Anyhow, my argument stays the same. Why do you have such a restriction when you could be free to appraise all residential units with the certified residential appraiser license?
Here’s a Snippet of What Jamie Owen Thinks About Being a Real Estate Appraiser!
“The more you learn, the more you will enjoy being an appraiser.” – Jamie Owen, Certified Residential Real Estate Appraiser at Aspen Appraisal Services
Here’s an exclusive interview with Jamie. He shared with us his journey and valuable experience in the appraisal industry. You’ll also learn what it is like to be a real estate appraiser nowadays.
Which Residential Appraiser License has a Higher Demand from the Market?
I think the best way to find out is by observing at which license appraisers are holding. After all, it is reasonable to assume everyone would want the best for their appraisal business.
As you could see from the pie chart, more than half of the appraisers hold the Certified Residential license.
On the other hand, Licensed Residential holders represent only a small portion of 7.9% of the overall appraisers. When I reviewed the figures from Appraisal Institute, the number of Licensed appraisers has been in a downward trend since 2014.

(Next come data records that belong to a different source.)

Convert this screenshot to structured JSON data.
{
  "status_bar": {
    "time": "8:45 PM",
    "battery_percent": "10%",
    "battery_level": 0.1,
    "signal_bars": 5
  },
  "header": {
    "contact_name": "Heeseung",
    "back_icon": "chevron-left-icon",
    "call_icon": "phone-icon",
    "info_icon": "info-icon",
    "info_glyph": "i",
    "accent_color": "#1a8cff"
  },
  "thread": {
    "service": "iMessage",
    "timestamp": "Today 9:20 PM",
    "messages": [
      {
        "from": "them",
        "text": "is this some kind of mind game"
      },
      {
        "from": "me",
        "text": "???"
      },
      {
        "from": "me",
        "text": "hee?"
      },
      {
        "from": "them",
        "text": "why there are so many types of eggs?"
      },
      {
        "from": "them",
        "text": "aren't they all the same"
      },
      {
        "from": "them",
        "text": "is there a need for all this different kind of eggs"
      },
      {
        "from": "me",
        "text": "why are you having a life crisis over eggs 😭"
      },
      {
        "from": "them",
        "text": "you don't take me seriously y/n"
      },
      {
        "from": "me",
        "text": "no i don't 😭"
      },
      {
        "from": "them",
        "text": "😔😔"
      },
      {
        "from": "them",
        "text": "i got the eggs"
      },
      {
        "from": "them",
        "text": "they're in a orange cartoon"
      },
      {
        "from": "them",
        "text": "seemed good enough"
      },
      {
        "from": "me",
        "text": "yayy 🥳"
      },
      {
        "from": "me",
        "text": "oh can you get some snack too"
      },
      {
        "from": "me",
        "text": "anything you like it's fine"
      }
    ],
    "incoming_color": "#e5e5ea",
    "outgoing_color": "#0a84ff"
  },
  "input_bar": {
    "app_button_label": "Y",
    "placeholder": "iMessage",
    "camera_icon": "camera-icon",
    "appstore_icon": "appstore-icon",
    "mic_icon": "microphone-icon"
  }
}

I have also heard from the appraiser community that many lenders no longer accept assignments completed by a licensed appraiser, which may further push more people to go to the certified route.
As a matter of fact, some states do not even have the licensed residential appraiser option, such as Connecticut, Illinois, Iowa, Louisiana, Pennsylvania, and Wyoming.
Final Thoughts about being a Licensed or Certified Residential Appraiser
As you probably know by now, I would strongly suggest anyone to consider pursuing the certified residential license whenever possible. But does it mean there is no place for being a licensed residential appraiser? Of course not!
In fact, I think this is a good stepping stone for appraisers who have not fulfilled all the requirements to obtain the certified residential license. Being a licensed residential appraiser is especially helpful to those who do not have the required college-level education.
By the way, I wrote this post based on the Appraisal Qualification Board (AQB) guideline. But every state could impose an additional requirement for their appraisal license applicants. You may click here to find out the steps to become a real estate appraiser in your state.
Disclaimer: The information in this post is for general information only, and not intend to provide any advice. They are subjected to change without any notice, and not guaranteed to be error-free. Some of the posts on RealEstateCareerHQ.com may contain views and opinions from the interviewees. They do not reflect our view or position.
- The Appraisal Foundation
- The Appraisal Institute
- Pearson Vue National Appraiser Examination Candidate Handbook (source)
- Census Bureau – New Houses Sold by Sales Price: United States (source)